## [TASK TO COMPLETE]
Check each line of the records below and collect those holding "What".

:: DATA FOR ANALYSIS ::

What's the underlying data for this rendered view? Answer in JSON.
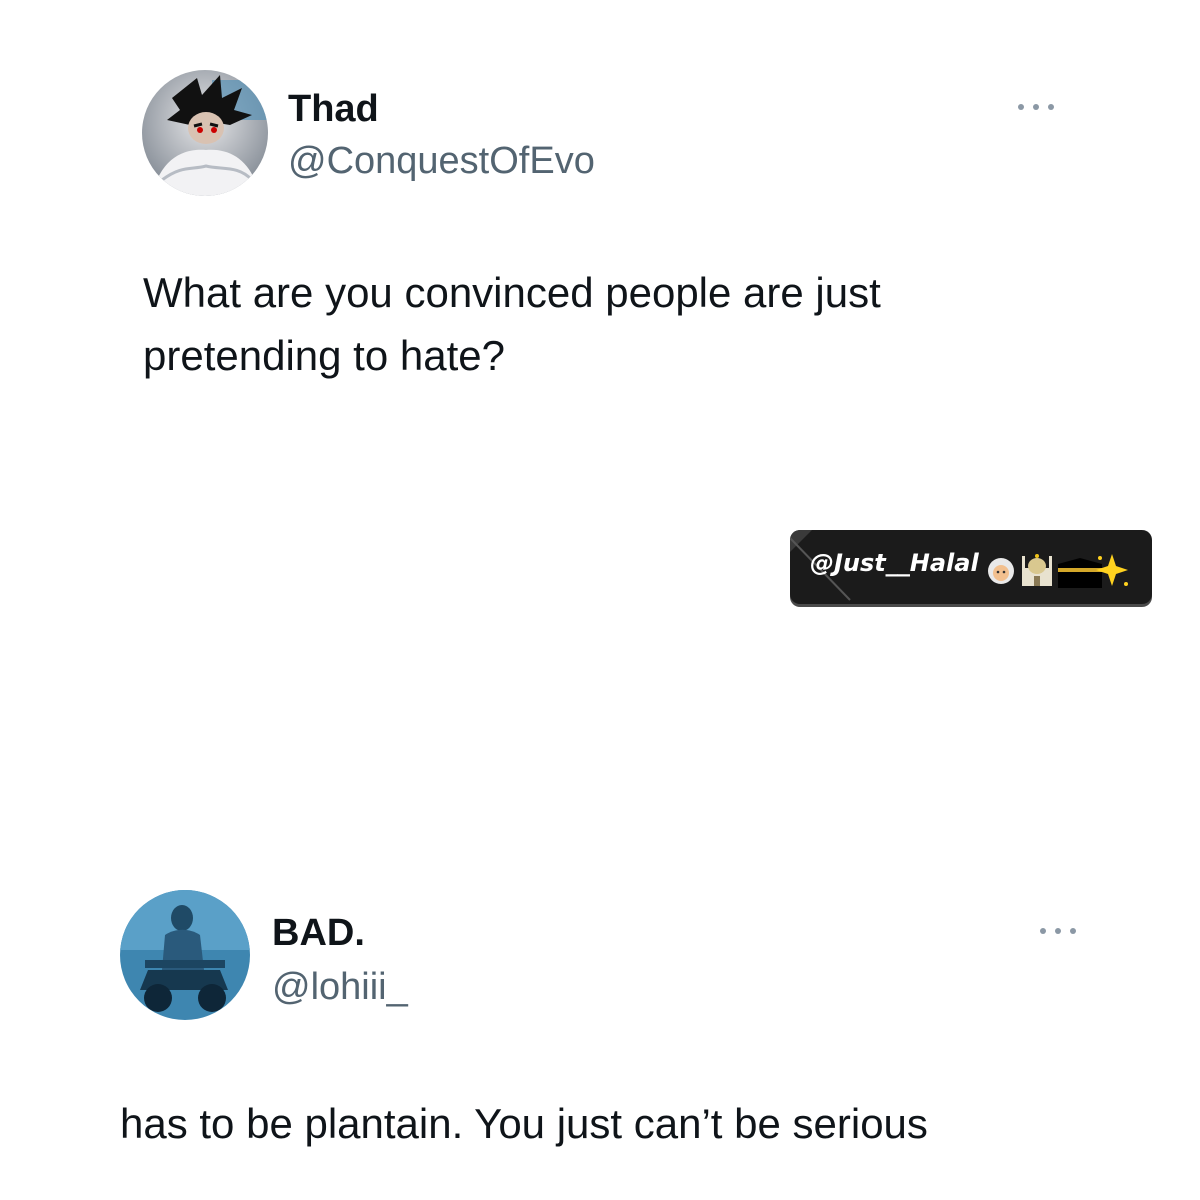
{
  "tweet": {
    "author_name": "Thad",
    "author_handle": "@ConquestOfEvo",
    "text_line1": "What are you convinced people are just",
    "text_line2": "pretending to hate?"
  },
  "watermark": {
    "text": "@Just__Halal"
  },
  "reply": {
    "author_name": "BAD.",
    "author_handle": "@lohiii_",
    "text": "has to be plantain. You just can’t be serious"
  },
  "icons": {
    "more": "more-horizontal-icon",
    "watermark_emojis": [
      "woman-with-headscarf-icon",
      "mosque-icon",
      "kaaba-icon",
      "sparkle-icon"
    ]
  },
  "colors": {
    "text_primary": "#0f1419",
    "text_secondary": "#536471",
    "more_icon": "#8b98a5",
    "watermark_bg": "#1b1b1b"
  }
}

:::

## [RESPONSE]
What's the underlying data for this rendered view? Answer in JSON.
    "text_line1": "What are you convinced people are just",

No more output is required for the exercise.